Calling a Stall a Stall in Health Reform
It was a busy weekend in the intensifying political brawl over health care reform. Most notably, Obama’s budget guru (and health care secret weapon) Peter Orszag caused a stir by pointing out just how naked some “centrist” Senators are in their effort to kill reform.
It was a busy weekend in the intensifying political brawl over health care reform. Most notably, Obama’s budget guru (and health care secret weapon) Peter Orszag caused a stir by pointing out just how naked some “centrist” Senators are in their effort to kill reform. The administration is cajoling lawmakers to vote on a bill before going home for August recess and finalize a bill this year; GOP leaders are claiming that’s too fast. Last week, six self-proclaimed moderate Senators—whose votes are key—dealt a blow to Obama’s timeline by sending a high profile letter to both parties’ leadership, begging them not to rush such an important and difficult debate. Orszag translated that into the truth on CNN:

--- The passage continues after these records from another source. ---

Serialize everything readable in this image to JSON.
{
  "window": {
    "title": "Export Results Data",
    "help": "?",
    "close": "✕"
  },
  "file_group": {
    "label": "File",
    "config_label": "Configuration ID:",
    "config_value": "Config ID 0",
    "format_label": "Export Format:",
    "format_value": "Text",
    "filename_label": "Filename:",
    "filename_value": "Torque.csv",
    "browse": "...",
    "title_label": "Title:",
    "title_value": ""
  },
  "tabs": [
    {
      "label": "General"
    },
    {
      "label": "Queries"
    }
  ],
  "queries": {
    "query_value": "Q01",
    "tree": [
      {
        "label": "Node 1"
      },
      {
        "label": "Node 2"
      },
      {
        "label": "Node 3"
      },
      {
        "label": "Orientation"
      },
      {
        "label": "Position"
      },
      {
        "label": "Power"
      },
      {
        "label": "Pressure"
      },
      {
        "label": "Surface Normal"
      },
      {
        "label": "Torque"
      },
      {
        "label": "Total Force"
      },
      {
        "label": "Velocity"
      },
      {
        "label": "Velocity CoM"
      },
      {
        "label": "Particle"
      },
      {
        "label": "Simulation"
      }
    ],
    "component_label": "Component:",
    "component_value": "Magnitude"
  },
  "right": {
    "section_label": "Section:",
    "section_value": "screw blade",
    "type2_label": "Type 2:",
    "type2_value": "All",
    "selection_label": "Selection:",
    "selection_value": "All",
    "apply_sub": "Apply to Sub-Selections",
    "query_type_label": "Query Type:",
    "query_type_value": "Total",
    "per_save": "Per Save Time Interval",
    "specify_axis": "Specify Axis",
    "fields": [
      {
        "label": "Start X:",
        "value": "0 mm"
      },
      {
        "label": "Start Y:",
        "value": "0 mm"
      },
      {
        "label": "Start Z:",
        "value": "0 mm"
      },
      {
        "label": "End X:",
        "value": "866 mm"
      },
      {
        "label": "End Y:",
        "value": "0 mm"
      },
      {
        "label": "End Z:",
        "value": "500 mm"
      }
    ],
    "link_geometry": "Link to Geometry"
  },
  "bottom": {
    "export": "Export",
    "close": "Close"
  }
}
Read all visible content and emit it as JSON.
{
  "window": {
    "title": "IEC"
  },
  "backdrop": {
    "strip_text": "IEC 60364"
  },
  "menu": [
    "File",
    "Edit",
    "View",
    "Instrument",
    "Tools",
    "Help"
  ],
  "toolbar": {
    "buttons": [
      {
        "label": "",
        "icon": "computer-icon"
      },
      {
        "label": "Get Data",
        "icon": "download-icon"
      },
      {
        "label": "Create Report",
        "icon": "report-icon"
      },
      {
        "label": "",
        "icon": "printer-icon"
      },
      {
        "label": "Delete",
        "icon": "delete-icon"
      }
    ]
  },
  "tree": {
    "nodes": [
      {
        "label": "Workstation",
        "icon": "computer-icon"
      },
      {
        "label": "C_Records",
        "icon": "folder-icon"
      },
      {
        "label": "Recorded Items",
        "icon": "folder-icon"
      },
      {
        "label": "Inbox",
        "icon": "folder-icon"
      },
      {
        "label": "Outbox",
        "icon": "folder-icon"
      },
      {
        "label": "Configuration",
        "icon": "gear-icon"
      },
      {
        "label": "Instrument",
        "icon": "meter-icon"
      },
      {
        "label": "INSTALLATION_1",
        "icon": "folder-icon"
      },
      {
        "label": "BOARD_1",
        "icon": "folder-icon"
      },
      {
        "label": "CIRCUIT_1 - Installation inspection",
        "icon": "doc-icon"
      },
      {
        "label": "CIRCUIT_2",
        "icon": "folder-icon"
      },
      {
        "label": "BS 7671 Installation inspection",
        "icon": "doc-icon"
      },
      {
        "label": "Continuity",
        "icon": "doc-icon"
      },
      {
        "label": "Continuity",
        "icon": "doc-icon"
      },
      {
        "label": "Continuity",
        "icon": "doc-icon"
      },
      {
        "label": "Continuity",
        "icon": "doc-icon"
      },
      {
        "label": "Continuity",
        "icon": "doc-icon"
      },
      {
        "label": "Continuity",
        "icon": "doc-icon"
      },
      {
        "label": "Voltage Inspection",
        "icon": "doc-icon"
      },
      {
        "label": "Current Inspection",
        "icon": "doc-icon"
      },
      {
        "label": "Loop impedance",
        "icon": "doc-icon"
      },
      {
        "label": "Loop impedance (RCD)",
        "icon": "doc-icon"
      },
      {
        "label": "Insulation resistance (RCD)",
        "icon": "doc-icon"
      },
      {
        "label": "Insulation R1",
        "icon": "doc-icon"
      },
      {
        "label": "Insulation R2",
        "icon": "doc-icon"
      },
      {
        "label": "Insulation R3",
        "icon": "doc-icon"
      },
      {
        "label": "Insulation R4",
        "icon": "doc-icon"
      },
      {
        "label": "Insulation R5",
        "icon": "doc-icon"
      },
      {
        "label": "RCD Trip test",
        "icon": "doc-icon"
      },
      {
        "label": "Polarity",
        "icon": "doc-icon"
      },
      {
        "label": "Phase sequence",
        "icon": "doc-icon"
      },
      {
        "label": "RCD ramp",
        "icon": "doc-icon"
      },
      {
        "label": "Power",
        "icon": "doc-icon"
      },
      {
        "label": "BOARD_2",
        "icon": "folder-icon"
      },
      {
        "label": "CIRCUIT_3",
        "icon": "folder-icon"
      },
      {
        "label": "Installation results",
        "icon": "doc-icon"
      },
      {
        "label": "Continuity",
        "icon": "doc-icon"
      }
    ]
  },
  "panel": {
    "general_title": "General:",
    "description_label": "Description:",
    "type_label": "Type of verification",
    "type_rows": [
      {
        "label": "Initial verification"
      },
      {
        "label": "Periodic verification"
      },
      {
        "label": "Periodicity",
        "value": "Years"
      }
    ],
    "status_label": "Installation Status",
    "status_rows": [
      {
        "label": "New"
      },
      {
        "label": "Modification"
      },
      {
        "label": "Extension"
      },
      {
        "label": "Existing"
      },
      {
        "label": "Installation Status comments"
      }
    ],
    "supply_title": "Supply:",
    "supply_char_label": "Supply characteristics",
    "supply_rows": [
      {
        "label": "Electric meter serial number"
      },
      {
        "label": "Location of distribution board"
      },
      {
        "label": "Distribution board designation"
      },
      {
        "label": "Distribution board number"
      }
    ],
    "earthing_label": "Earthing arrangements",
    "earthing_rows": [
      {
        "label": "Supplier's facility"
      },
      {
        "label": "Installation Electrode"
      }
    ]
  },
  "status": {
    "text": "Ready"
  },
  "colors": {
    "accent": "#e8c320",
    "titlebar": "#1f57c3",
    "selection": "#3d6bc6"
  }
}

We have to remember: there are some who are advocating delay simply because they don’t have anything to put on the table. The typical Washington bureaucratic game of — ‘if you don’t have a better alternative, just delay in the hope that that kills something’ is partly what’s playing out here.
Here’s the video:
Others have pointed out past debates in which the six Senators weren’t so interested in slow deliberation and paying our debts. David Kurtz at TALKING POINTS MEMO notes that four of them--Mary Landrieu (D-LA), Ben Nelson (D-NE), Olympia Snowe (R-ME), and Susan Collins (R-ME)—helped George W. Bush rush his massive $1.35 trillion tax cut package through Congress in barely six months. Paul Krugman dubs them the “six deadly hypocrites”:
What’s especially galling is the hypocrisy of their claimed reason for delaying progress — concern about the fiscal burden. After all, in the past most of them have shown no concern at all for the nation’s long-term fiscal outlook. Case in point: the Medicare Modernization Act of 2003, which denied Medicare the right to bargain for lower drug prices, locked in overpayments to private insurance companies, and did nothing, nothing at all, to pay for its proposed outlays. How many of these six self-proclaimed defenders of solvency voted no on the crucial procedural vote? One. (Joe Lieberman, to my surprise.)
For his part, Oszag soft-shoed around the fact that Democrats are among those “advocating a delay as a desperation move.” But notably, the DNC and Organizing for America announced Friday that they’re expanding their health reform ad campaign—and the new reach will hit districts represented by so-called Blue Dog Democrats in the House. The House Energy and Commerce Committee, which is stacked with purportedly centrist Dems, is the primary barrier to moving a House bill. The ad will now air in TV markets overlapping with 15 of the committee members’ districts. --KAI WRIGHT